World Business Council for Sustainable Development
Organisation for Economic Cooperation and Development and Wetlands International
Water availability is not even across the planet, as water quantity and quality are dependent on a number of local factors that include natural ones (such as geography), but also human-related ones (such as land use and regulatory frameworks).
As water scarcity increases in some parts of the world, competition between water users to access the resource is also set to increase. Water is therefore to be managed locally, and collaboration will be critical to deal with the issue. Some organizations are already acknowledging this, and are engaging at a watershed level with other water users to better manage the resource.
Interestingly, the approaches differ from one watershed to another: while some companies are working towards common metrics to assess and mitigate local risks and impacts, some use valuation as a tool to inform decision and engage locally. Governments are also increasingly looking into techniques and innovative governance models to better allocate the resource between different users of a same watershed.
Photo Credi: istock
09:00 Welcome and Introduction. Ms. Violaine Berger, WBCSD
09:05 Why is Business Engagement Critical? Ms. Jane Madgwick, WI
09:20 The Challenge and the Solutions: Watershed Collaboration, Engaging Business, Better Valuing Water. Ms. Liese Dallbauman, PepsiCo, USA
09:35 Examples for Collective Action: EWP/RISE Project on Local Deals. Ms. Sabine von Wirén-Lehr, European Water Partnership
09:45 How to Initiate Successful Collaborations between Companies. Findings. Ms. Susan Fernandes, US BCSD, USA

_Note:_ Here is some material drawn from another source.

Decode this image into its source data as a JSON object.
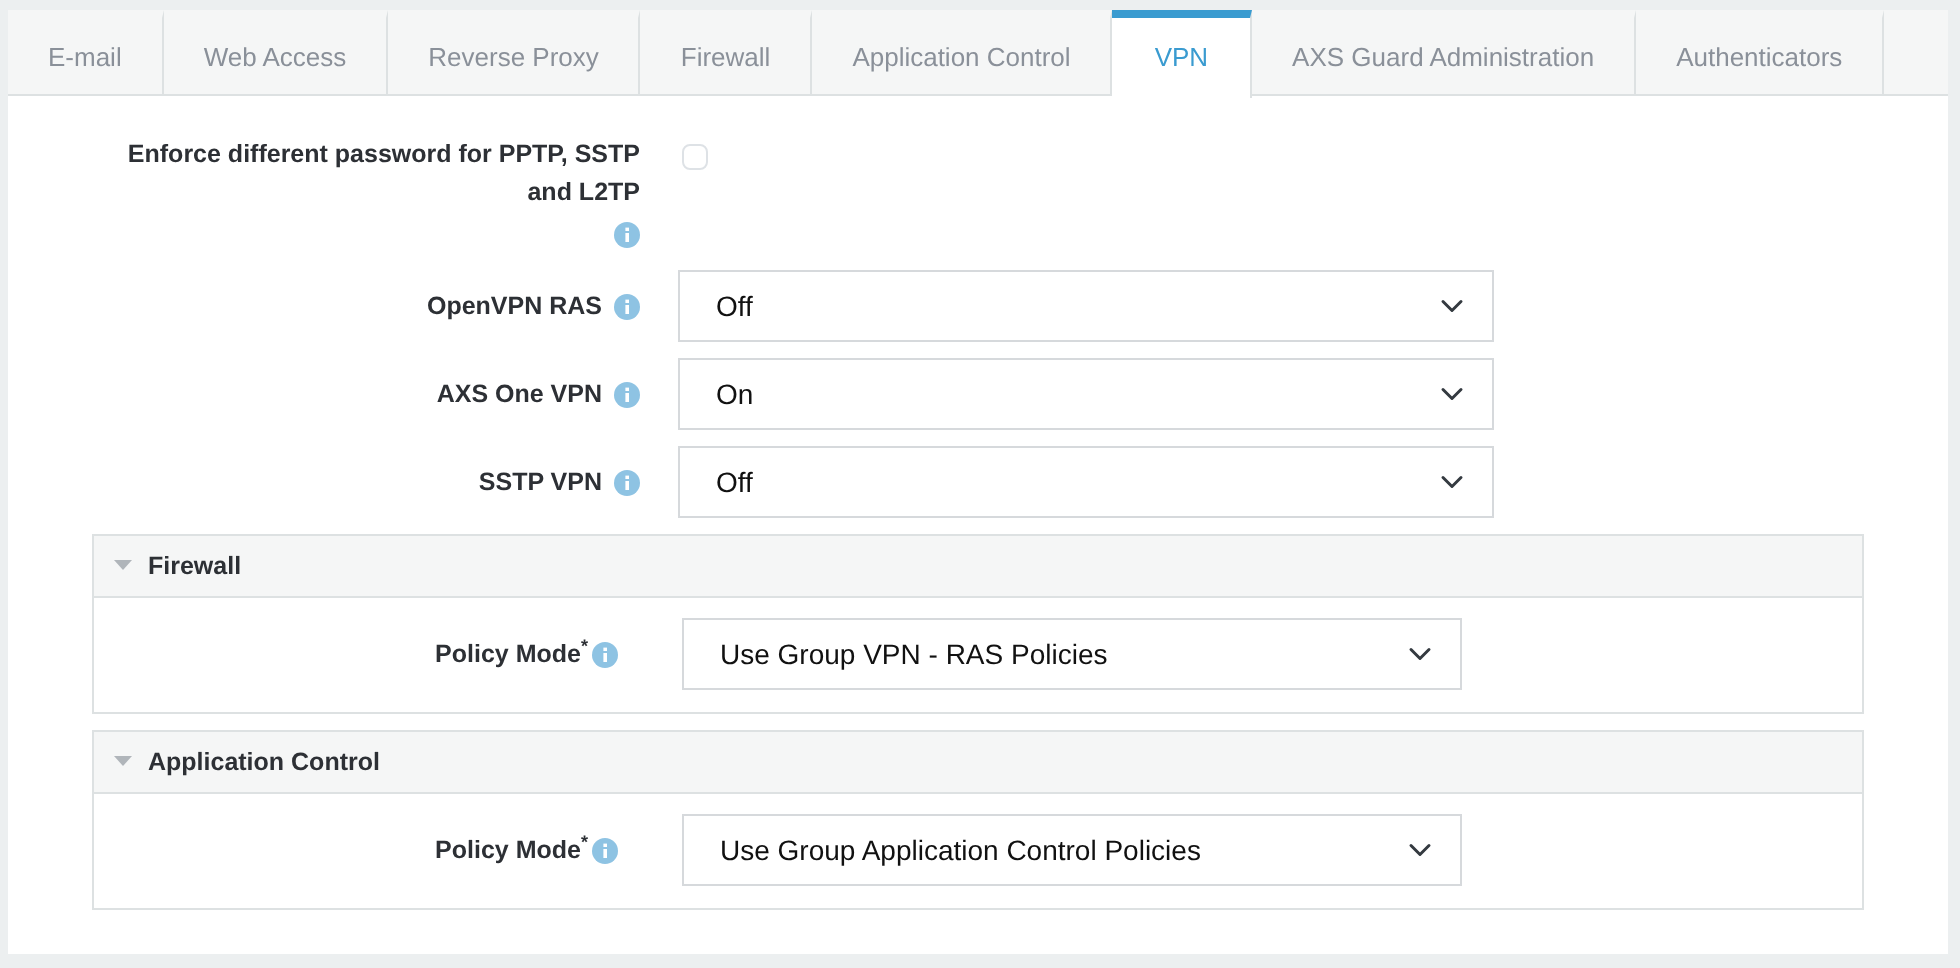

09:55 Building the Great Lakes St. Lawrence River Basin Sustainable Water Resources Agreement. Mr. Dale Phenicie, CGLI, USA
10:05 Panel Discussion.
Moderator: Mr Chris Baker, WI
10:30 Coffee Break
11:00 How Can Water Valuation Help Governments Better Allocate Water? Mr. Xavier Leflaive, OECD
11:15 Business Guide to Water Valuation. Mr. James Spurgeon, Sustain Value
11:25 Valuation as a Tool to Improve Decision Making. Mr. Mathieu Tolian, Veolia Water, France
11:35 Valuing Water to Drive more Effective Decision at a Watershed Level. Mr. Tony Kelly, Yarra Valley Water, Australia
11:45 Making a Business Case for the Valuation of Externalities. Mr. Alexandre Le Vernoy, SAB Miller, UK
11:55 Panel Discussion.
Moderator: Mr. Xavier Leflaive, OECD
12:20 Conclusions. Mr. Joppe Cramwinckel, WBCSD
Business needs to be involved in discussions at the watershed level. Looking at water risks beyond the company’s fenceline makes total business sense: companies can’t have a narrow view about their responsibility and wait for the system to collapse before taking action.
Forward-thinking companies have already shifted their practices from “do less harm” to “do more good”. However, one of the big hurdles of watershed collaboration is data availability: how much water is there and of which quality? How many users are withdrawing water? What are the seasonal variations of water in the aquifer, etc.?
Watershed level approaches should address the question of water allocation. In water-stressed watersheds, water should be allocated in a way that allows for the values for society, the economy and the environment to be maximized. But in real life, water allocation is complex and there is no one size fits all approach. Market mechanisms also tend to be considered as “easy-wins” solutions, but they require a complex set of policy mechanisms and institutions to work properly. Markets are not the answer to every issue.
The seminar was the opportunity to release the Business Guide to Water Valuation, which aims to arm business managers with the knowledge and critical eye needed to work with valuation specialists, whether internal, external or both. It should help managers commission, manage and review water valuation studies, as well as make best use of the findings. The Guide also serves a wider audience interested in water valuation, including valuation experts, policy-makers and researchers. As such, it aims to facilitate consistency in use of approaches and terminology for future water valuation studies.
Valuation can support business decision-making. The different business case studies presented during the seminar demonstrated that valuation is a useful tool that can support decision-making in very different ways (see slide packs in the Resource section). Additional valuation studies can also be found on the WBCSD website. Water valuation can for example help a company maintain and enhance revenues, reduce costs, manage risks and enhance reputation.
Can water valuation become mainstream? The key challenge in the coming years will be whether different organizations like the TEEB for Business Coalition or the B Team are able to develop a common methodology that all companies can use and that allows the results of valuation studies to be comparable.